Welcome to my jump page! When you begin a jump, you should start with your arms in a high V and your feet together. Cross your arms above your head and bring them forward and down to your knee level. Then uncross and hit a t motion as you jump up. Hint~When you uncross your arms when you jump, push up with your shoulders. You can somehow get higher.

Here are explainations and tips on how to do some of the most popular cheerleading jumps. Remember there is no trick to suddenly get awesome jumps, it takes hard work! So to get ready from tryouts, PRACTICE!!! First! Before you start doing any jumps you need to be completely stretched out....including the upper body! After you have stretch jump up and down a few times. Now you're ready to jump!

Jump Drill - If you have bad landings, these help a lot. Do a T and kick a leg out to the side like in a toe touch and keep the proper form. Now whip your leg down as fast as you can. Think you need to get your leg down twice as fast as you got it up there. Do this twice as many times on your bad leg.

The Prep: In your prep you need to put your arms in a high V then swing them down in front of you. Your legs should come up at the same time as your arms. When your legs reach the highest point in the jump, your arms should hit a motion.

Here are the counts along with the prep motions: ~1-2: hands are in a clasp(clap) ~3-4: hands are in a high-V, you are up on your toes ~5: hands swing down in front of you ~6: hands hit a motion ~7-8: hands come down to your sides, legs are bent to absorb jump

Beginner Jumps: Tuck - When you jump, lift legs and bring knees to chest. DO NOT bring your chest down to your knees. Keep your knees and feet together.
  • Double Hook - When you jump lift right leg up and bend you knee so that it is level to the ground and your knee is pointing to the audience. Bring your back leg up and level to the ground and point your knee to the left. You should be able to sit in this position.

  • Herkie - This is what the girl in the back ground is doing. When you jump, lift your right leg up to the side and your left leg up a little bit and bend your knee. At the peak of your jump, roll your hips (turn your leg backwards so that your shoelaces and knee are facing behind you).
  • Side Hurdler - This is similar to the herkie. When you jump, lift your right leg the same way as the herkie. Bring your left foot up like the left foot in the double hook. Front Hurdler - You should perform this jump at a 45 degree angle from the crowd. When you jump, lift your leg forward as high as you can and lift your back leg up like the left leg of a herkie. At the peak of your jump, your arms should be in a touchdown.

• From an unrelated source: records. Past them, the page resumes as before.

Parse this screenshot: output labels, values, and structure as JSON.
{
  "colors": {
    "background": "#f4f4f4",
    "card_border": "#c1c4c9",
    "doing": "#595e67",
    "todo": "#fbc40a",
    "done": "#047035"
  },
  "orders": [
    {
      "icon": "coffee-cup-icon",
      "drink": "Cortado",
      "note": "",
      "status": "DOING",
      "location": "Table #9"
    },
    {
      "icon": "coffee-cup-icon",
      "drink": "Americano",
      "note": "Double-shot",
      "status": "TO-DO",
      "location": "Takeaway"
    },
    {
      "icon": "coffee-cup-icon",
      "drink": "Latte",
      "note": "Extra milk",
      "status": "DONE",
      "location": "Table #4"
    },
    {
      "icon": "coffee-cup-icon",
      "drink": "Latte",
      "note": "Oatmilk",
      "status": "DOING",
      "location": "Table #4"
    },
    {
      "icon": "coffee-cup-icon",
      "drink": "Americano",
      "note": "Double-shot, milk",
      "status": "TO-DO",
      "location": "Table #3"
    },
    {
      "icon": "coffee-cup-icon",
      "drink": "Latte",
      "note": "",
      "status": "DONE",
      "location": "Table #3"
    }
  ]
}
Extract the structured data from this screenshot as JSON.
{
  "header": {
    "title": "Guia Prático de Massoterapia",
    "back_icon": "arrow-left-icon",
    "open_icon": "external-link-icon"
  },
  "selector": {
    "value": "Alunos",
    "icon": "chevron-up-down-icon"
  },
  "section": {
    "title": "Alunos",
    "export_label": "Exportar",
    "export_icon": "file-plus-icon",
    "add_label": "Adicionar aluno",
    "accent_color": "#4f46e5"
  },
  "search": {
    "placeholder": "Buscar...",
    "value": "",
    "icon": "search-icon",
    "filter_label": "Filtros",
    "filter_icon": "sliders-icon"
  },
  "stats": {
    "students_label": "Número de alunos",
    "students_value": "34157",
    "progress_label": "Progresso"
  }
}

    Advanced Jumps: Toe Touch - This is similar to the Spread Eagle. When you lift your legs up, make your knees point up and at the peak of your jump roll your hips back. Make sure you keep your back straight and don't hunch over. Pike - This jump is difficult for me. Lift both of your legs forward until they are parallel to the ground. This is one of the few jumps that you are supposed to lean forward in. Put your arms straight out in front of your, on the outside of your heels. A good way to get a high pike is to sit on the floor with your legs straight out in front of you and touch your nose to your knees, or you can pull on your feet, then point your toes. This jump is a 7/10 difficulty, and is a good competition jump. Double pikes are also a good competition jump, especially for individuals. Double Nine - This is similar to the pike. You lift your right leg like the pike, and bend your left leg in towards you, level with the ground, your left toe touching your right knee. Your arms do the same..."double nine."


    Jump Practice:

      1. Stretch
      2. Have the squad warm up their jumps on their own.
      3. Bring the squad together and do the jumps as a group to counts. Begin with the easiest and end with the most difficult. If some squad members cannot do a particular jump, encourage them to try anyway. They will never learn unless they try!
      4. Play music and have the whole squad do the jumps together to the counts of the music. This is a great exercise to keep everyone synchronized.
      5. Have the squad get into a circle. If the squad is very large, break it into groups. With the circles, have the members practice their jumps all together. By doing jumps in a circle, they can see if their timing is on or off. It is another great exercise to increase synchronization.
      6. With the music playing, have the squad members line up in three or four lines, depending on the size of the squad. The front people in each line will do a specified jump to the music. The coach should call out the jump and count out loud, so the front girls know what they are doing and when to execute that particular jump. Once their jump is over, they should run to the back of the line, while the rest of the squad moves forward.